Work order: State how many lines of the records contain the string "GitHub". Give the number alone.
(Data for this exercise)
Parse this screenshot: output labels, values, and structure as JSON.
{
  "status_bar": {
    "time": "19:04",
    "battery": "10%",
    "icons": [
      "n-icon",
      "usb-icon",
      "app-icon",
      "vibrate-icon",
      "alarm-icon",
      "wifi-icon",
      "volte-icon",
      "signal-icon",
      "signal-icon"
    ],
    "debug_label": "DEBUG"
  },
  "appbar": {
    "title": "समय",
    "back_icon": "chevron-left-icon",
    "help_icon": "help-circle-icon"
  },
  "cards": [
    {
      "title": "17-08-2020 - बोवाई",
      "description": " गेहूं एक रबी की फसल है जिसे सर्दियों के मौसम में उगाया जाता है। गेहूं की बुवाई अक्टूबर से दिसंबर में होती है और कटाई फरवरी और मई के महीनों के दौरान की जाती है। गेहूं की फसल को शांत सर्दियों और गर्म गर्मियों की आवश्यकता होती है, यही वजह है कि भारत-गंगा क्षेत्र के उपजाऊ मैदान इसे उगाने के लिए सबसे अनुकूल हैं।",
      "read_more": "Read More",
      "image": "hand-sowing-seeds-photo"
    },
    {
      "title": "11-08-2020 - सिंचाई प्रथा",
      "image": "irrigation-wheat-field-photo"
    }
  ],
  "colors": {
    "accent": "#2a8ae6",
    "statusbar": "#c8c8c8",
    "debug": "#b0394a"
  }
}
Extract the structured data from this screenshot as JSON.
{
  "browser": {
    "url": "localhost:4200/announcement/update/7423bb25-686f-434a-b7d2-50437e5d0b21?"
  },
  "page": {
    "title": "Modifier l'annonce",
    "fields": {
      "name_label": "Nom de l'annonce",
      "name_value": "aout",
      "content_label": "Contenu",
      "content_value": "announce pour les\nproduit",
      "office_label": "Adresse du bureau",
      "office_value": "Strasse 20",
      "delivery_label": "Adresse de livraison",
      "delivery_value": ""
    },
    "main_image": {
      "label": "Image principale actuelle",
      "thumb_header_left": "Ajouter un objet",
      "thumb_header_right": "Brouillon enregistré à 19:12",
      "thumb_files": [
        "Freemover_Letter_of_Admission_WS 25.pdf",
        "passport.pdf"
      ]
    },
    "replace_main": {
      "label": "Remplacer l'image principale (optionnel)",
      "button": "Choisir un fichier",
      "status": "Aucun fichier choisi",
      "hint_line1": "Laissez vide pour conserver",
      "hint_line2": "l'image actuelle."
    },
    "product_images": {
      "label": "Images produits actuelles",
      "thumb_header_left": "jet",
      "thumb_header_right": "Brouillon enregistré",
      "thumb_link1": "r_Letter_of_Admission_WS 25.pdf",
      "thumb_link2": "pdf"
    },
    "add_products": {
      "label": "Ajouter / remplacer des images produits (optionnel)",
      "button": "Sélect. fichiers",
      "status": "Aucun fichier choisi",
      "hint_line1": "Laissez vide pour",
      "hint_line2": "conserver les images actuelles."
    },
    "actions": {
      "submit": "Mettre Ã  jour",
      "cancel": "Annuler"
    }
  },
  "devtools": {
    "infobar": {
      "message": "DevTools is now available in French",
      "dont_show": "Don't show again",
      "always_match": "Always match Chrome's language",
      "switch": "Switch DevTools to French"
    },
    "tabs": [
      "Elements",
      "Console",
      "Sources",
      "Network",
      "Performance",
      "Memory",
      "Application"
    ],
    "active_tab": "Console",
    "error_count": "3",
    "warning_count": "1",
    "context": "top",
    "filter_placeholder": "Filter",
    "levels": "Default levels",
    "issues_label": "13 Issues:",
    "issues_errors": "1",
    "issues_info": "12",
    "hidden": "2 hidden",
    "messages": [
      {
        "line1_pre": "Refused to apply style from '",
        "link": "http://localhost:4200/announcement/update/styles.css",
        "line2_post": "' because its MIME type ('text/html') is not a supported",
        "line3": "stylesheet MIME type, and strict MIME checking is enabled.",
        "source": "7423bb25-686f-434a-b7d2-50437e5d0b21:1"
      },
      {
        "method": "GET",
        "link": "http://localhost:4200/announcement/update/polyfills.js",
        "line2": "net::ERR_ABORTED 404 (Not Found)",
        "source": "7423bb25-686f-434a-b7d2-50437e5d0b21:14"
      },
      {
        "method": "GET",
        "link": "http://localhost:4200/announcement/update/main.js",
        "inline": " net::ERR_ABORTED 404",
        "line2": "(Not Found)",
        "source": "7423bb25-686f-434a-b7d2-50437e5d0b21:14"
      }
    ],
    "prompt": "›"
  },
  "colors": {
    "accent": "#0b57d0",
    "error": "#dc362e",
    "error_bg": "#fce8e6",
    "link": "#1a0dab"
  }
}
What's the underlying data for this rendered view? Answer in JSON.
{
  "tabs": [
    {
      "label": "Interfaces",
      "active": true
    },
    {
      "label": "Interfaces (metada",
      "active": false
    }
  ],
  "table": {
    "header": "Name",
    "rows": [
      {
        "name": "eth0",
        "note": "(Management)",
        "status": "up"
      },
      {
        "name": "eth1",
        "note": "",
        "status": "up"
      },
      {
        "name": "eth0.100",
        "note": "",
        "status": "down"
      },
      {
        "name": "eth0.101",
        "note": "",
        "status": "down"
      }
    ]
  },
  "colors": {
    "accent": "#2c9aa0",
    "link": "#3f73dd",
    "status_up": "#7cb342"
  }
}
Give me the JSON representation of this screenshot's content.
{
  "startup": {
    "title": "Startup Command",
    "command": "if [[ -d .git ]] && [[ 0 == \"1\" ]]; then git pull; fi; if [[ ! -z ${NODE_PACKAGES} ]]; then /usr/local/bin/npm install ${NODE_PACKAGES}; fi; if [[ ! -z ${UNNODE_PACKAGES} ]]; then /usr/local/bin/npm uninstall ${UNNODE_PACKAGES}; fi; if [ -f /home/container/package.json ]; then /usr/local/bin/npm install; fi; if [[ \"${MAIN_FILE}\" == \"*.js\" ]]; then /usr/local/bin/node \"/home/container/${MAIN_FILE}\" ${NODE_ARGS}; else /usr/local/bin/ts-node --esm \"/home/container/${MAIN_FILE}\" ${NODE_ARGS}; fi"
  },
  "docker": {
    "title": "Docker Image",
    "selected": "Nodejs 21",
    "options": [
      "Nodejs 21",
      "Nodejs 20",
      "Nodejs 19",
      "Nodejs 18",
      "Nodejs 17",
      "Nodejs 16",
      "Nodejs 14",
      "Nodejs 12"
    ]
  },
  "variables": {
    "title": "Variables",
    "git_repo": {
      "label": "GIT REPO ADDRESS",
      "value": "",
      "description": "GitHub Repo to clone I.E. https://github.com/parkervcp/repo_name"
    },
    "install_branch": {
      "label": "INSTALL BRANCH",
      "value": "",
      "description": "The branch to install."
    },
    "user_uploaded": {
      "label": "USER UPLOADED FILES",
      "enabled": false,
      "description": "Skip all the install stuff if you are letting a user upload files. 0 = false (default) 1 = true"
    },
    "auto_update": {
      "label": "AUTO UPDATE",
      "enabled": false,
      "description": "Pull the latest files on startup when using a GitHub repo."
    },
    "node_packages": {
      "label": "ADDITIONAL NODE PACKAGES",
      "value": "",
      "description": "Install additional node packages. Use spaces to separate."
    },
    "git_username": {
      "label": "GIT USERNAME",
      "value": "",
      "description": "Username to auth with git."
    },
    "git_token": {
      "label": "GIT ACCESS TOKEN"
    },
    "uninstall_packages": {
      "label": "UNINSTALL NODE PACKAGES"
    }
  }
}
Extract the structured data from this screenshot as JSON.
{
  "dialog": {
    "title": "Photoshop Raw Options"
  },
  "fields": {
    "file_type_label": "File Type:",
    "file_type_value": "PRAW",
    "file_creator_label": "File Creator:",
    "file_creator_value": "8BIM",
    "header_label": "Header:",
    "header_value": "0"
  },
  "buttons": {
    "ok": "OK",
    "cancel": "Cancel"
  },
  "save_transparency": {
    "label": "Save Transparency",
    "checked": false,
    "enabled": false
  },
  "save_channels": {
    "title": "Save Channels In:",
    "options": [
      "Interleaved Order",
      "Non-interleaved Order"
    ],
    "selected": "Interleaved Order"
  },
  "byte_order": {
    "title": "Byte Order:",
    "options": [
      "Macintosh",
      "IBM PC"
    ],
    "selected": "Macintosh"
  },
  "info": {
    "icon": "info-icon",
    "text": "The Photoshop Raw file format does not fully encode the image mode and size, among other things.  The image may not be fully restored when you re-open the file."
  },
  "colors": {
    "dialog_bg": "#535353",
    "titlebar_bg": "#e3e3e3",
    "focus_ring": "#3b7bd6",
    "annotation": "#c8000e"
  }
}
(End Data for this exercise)
Result of this task: 2